Scan the records for "Tarun" and copy each line that contains it.

Dataset rows for apps and sites:
******************************
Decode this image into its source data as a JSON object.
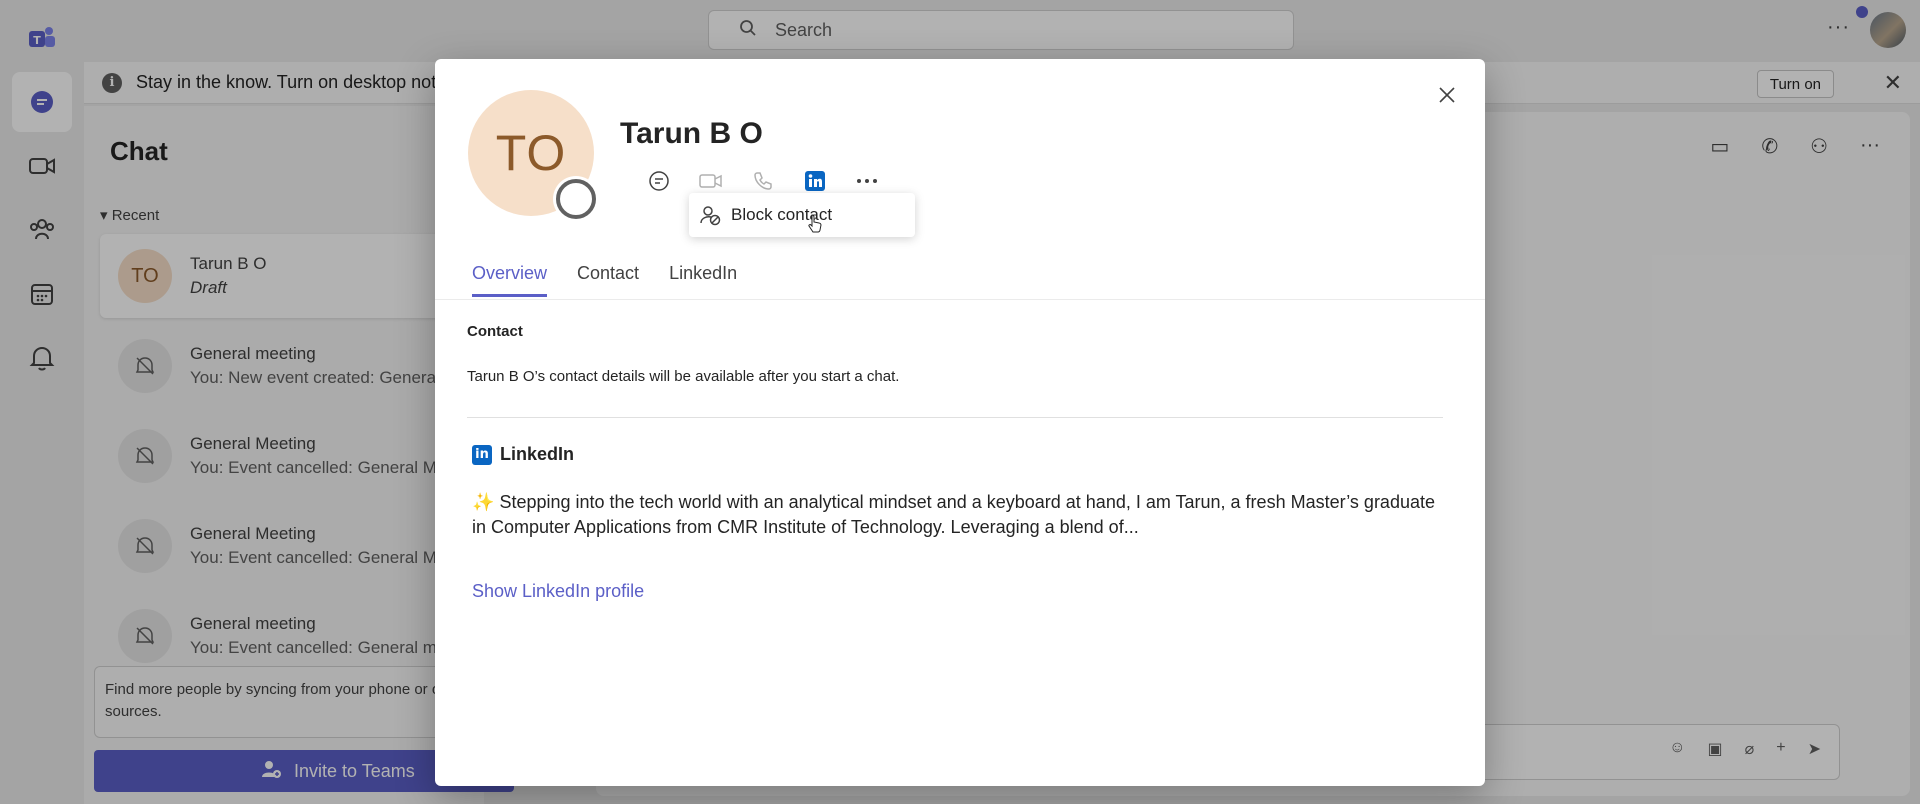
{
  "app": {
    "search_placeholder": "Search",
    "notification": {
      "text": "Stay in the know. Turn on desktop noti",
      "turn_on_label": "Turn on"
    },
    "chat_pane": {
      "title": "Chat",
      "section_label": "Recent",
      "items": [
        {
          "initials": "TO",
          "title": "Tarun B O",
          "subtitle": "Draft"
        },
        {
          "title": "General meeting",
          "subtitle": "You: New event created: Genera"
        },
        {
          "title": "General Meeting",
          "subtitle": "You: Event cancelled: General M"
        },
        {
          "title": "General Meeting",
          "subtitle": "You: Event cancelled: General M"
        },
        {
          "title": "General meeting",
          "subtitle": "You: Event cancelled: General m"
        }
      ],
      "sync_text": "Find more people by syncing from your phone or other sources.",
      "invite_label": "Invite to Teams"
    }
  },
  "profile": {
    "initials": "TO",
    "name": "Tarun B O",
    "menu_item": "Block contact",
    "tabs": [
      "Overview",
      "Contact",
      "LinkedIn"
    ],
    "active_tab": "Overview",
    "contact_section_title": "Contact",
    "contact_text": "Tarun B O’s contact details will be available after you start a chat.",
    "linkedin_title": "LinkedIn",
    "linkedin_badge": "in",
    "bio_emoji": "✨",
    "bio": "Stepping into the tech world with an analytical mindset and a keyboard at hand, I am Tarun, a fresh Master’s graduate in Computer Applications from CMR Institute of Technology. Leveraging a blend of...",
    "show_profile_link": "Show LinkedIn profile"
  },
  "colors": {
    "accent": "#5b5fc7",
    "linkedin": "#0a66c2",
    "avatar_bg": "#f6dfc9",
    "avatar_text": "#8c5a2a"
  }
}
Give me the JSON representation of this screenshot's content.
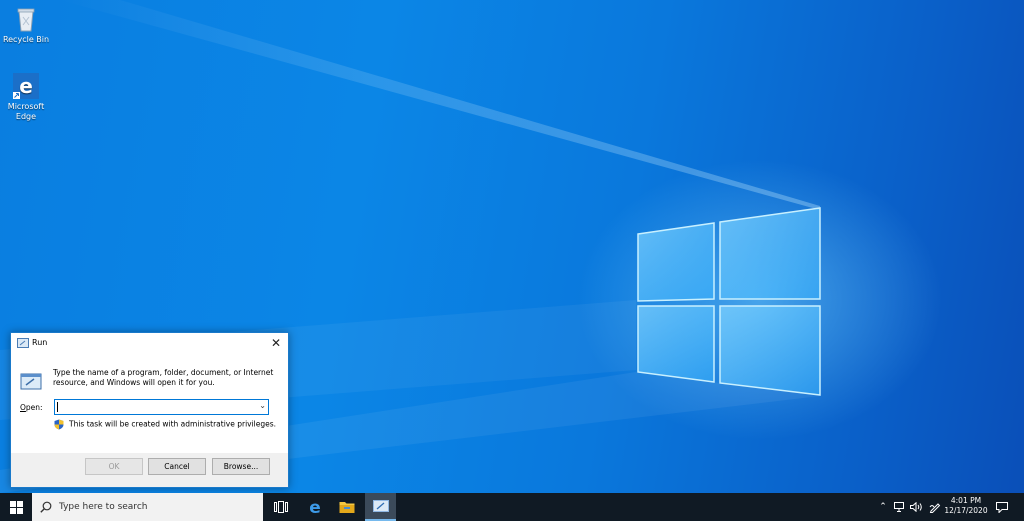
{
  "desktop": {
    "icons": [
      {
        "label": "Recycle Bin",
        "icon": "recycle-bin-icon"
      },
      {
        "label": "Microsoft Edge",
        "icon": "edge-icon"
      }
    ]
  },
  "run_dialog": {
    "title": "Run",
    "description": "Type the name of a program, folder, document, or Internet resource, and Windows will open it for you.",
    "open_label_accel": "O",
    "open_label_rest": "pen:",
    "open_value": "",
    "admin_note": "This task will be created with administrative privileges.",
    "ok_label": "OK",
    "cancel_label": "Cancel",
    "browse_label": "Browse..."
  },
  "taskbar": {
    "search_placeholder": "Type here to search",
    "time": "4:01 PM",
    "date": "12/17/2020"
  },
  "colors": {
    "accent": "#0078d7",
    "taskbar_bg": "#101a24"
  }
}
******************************
- COMPLETED TASK
          "title": "Tarun B O",
    "name": "Tarun B O",
    "contact_text": "Tarun B O’s contact details will be available after you start a chat.",
    "bio": "Stepping into the tech world with an analytical mindset and a keyboard at hand, I am Tarun, a fresh Master’s graduate in Computer Applications from CMR Institute of Technology. Leveraging a blend of...",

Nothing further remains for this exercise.